New Jersey 1,414 -6,243 1,571 9 1.07
Virginia 3,642 -968 1,208 10 0.99
Oklahoma 1,478 122 1,102 11 0.93
New Mexico 772 -497 781 12 0.90
District of Columbia 412 149 650 13 2.06
Pennsylvania 2,942 -1,590 469 14 0.92
Missouri 561 -2,038 449 15 0.97
North Dakota 471 120 411 16 1.33
Wisconsin 534 -3,322 267 17 0.94
Kansas 1,332 992 236 18 1.04
Nebraska 829 103 231 19 1.11
West Virginia -66 -350 124 20 0.88
South Dakota 346 214 42 21 1.24
Alaska 308 -175 1 22 0.97
Wyoming 558 16 -34 23 1.54
Iowa 434 182 -165 24 1.05
Rhode Island -343 -453 -242 25 1.16
Montana 581 -441 -341 26 1.45
Vermont 67 -341 -359 27 1.30
Hawaii 397 303 -437 28 1.00
New Hampshire 263 -731 -461 29 1.22
Arkansas 2,742 -49 -568 30 0.99
Delaware -781 -1,047 -636 31 1.11
Maryland -1,172 -1,839 -637 32 0.99
North Carolina 5,043 -5,087 -656 33 0.91
Maine 707 -985 -698 34 1.24
Connecticut 702 -1,045 -926 35 1.09
Mississippi 896 -378 -1,062 36 0.79
Idaho 256 -931 -1,162 37 1.17
Alabama 1,391 -3,780 -1,337 38 0.83
Minnesota 1,136 -3,907 -1,530 39 1.04
Tennessee 2,084 -2,324 -1,641 40 0.76
Indiana 1,705 -1,045 -1,669 41 0.84
Utah 638 -1,966 -1,904 42 0.99
Florida 16,815 -24,402 -2,194 43 1.10
South Carolina 1,356 -4,680 -3,205 44 0.82
Nevada 2,043 -1,674 -3,359 45 0.91
Arizona 2,262 -12,717 -3,419 46 0.74
Georgia 4,466 -4,800 -3,449 47 0.91
Ohio 1,557 -4,688 -3,543 48 0.84
Colorado -32 -3,681 -3,552 49 1.18
California 32,829 12,529 -4,632 50 1.24
Michigan 1,601 -5,078 -5,480 51 0.86

See our follow-up post here.

If you’d like to see this data for your state dating back even further, email Josh Wright or leave a comment below.

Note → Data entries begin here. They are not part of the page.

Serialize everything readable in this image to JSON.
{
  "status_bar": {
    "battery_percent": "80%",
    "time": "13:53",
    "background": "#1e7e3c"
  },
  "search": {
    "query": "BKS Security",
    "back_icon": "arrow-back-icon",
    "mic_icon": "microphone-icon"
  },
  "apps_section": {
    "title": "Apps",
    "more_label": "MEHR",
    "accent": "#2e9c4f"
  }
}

And read more about the business establishment trend for the US here.

Illustration by Mark Beauchamp

2 Responses to “Data Spotlight: Net New Business Establishments by State”

  1. Jim Zentner

    Josh,

    I have a question and comment. What does the negative number mean? The comment is, have you done done any analysis of companies that are more than 100 employees but less than 500 or 1,000? I read an article a couple days ago about the issue of who and where are the jobs really being created. And the analysis was not with start-ups but with companies that have at least 100 employees and been around more than 5 – 10 years. Some of the statistics came from the BEA. You might want to check on how effective really are start-ups when it comes to being the real job generators in our economy.

    Jim Zentner

    • Joshua Wright

      Jim:
      The negative numbers mean that a particular state had, in net, fewer jobs from one year compared to the previous year; essentially the loss of establishments has washed out any positive establishment creation. So Minnesota in 2009 had 3,900+ fewer establishments than it had in 2008.
      Regarding your comment, we have not done analysis on the size of establishments you refer to. But I would point you to this article on the growth (or decline) of establishments between 2-4 employees and those with 5-99 employees. The effectiveness of startups in creating jobs is definitely up for debate — and we’ve seen more and more regions move to economic gardening strategies that target stage 2 companies (i.e., those past the startup phase but usually with less than 100 employees).